Despite the aftereffects of walking pneumonia, Renaldo Nehemiah ran faster than anybody else at Cole Field House last night. Maryland's Mr. Hurdles set a meet record of 7.01 seconds in the 60-yard highs and for the second straight year was named outstanding athlete of the meet.
Most of the other records were set in reverse and went largely unappreciated by the crowd of 7,876. The men's mile and 880 produced the slowest winning times in the meet's 13-year history and the first quarter of the mile took 66 seconds, one more second than the opening quarter of the women's 11-lap event.
Thomas Wessinghage of West Germany retained his mile title in 4.07.9 while the spectators booed and whistled.

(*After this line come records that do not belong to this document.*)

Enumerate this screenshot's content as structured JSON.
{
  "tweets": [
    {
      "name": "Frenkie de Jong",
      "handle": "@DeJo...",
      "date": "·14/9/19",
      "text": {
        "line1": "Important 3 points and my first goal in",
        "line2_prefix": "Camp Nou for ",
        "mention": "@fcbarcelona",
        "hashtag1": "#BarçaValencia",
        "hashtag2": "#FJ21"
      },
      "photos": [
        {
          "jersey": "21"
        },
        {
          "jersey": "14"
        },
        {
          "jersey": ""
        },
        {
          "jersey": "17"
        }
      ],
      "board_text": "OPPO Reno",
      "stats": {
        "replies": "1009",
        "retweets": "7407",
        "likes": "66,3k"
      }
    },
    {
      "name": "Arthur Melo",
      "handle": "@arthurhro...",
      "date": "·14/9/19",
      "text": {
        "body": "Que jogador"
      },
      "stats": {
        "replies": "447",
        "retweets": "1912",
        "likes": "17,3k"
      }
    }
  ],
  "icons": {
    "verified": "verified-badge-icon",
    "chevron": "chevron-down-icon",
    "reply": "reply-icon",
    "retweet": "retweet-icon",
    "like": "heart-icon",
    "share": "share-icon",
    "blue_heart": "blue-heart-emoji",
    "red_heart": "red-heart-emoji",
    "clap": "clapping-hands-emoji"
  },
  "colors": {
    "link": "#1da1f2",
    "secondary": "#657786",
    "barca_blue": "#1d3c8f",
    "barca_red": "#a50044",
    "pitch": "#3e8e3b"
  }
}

But there were nothing but loud cheers for Harvard's Darlene Beckford, who overhauled Wessinghage's wife, Ellen, to capture the women's version in 4.37.0.
Robin Campbell took the women's 880 in 2.08.2, Benita Fitzgerald set a meet mark of 7.80 in the women's 60-yard hurdles, Fred Sowerby won the 600 in a creditable 1.09.5 and Bill Olson captured the pole vault at 17-9.
It was Nehemiah, however, who made the night worthwhile. For a man in his condition and stage of training, running only to please the cosponsoring Maryland M Club and Catholic Youth Organization, Nehemiah turned in a remarkable effort.
The time sliced one-hundredth of a second off the meet standard Nehemiah set a year ago and was not all that far away from his world indoor best of 6.89. Nehemiah did it by blasting out of the blocks and holding off fast-closing Kerry Bethel, second in 7.05.
"I felt like an underdog," Nehemiah said. "I had been training only three weeks, without proper preparation over the hurdles, and I was sick, as you all know. I was pessimistic. I forgot that I was No. 1 and felt like just another athlete on the track.
"I'm not confident in my technical work at this point I'm still going off memory and my hurdling isn't what I like it to be at this stage. But as you say out there, I was competitive."
Pleased with a victory that was not all that certain at race time, Nehemiah could see other rays of light in his present situation.
"I've had trouble breathing and I've been told I had walking pneumonia, bronchitis, asthma, a common cold and all the symptoms you can name," Nehemiah said. "but maybe it's all for the best.
"I'm psyched up for the 1980 season and prior to my illness I was training like a madman. Maybe the illness was a sign to slow down, take things a little easier."
The milers took things too easy to suit the crowd. Duke's John Donegan, the Georgetown Prep product, cut out the pace but he could hardly be considered a rabbit, turning the quarter in 1:06 and the half in 2:10. Wessinghage finally took over, but he was never pressed and declined to exert himself.
Much of the mile interest evaporated at 2:30 in the afternoon, when meet director Gerry McGee received a phone call from Villanova Coach Jumbo Elliott, reporting that Don Paige was "sick."
Another Villanovan, Brigid Leddy, set the pace in the women's mile and loud roars greeted her opening-quarter time of 1:05. After passing the half in 2:15, she gave way to Wessinghage, who led until Beckford kicked past with 60 yards left.
Campbell the Washington product who beat the Soviets at 14, came back from the West Coast, where she works in an ice cream parlor, to serve the home folks a winning sundae. She was disappointed, however, not to crack Charlotte Bradley's meet record of 2:06.6.
"My coach (brooks Johnson) told me to run the way I felt and I ran too much the way I felt -- slow," Campbell said. "I'm always twice as nervous running here. Maybe some day I'll learn to relax."
Fitzgerald, the Gar-Field High product now attending Tennessee made a shambles of the womens' hurdles, cutting 15 hundredths of a second off the record she set last year.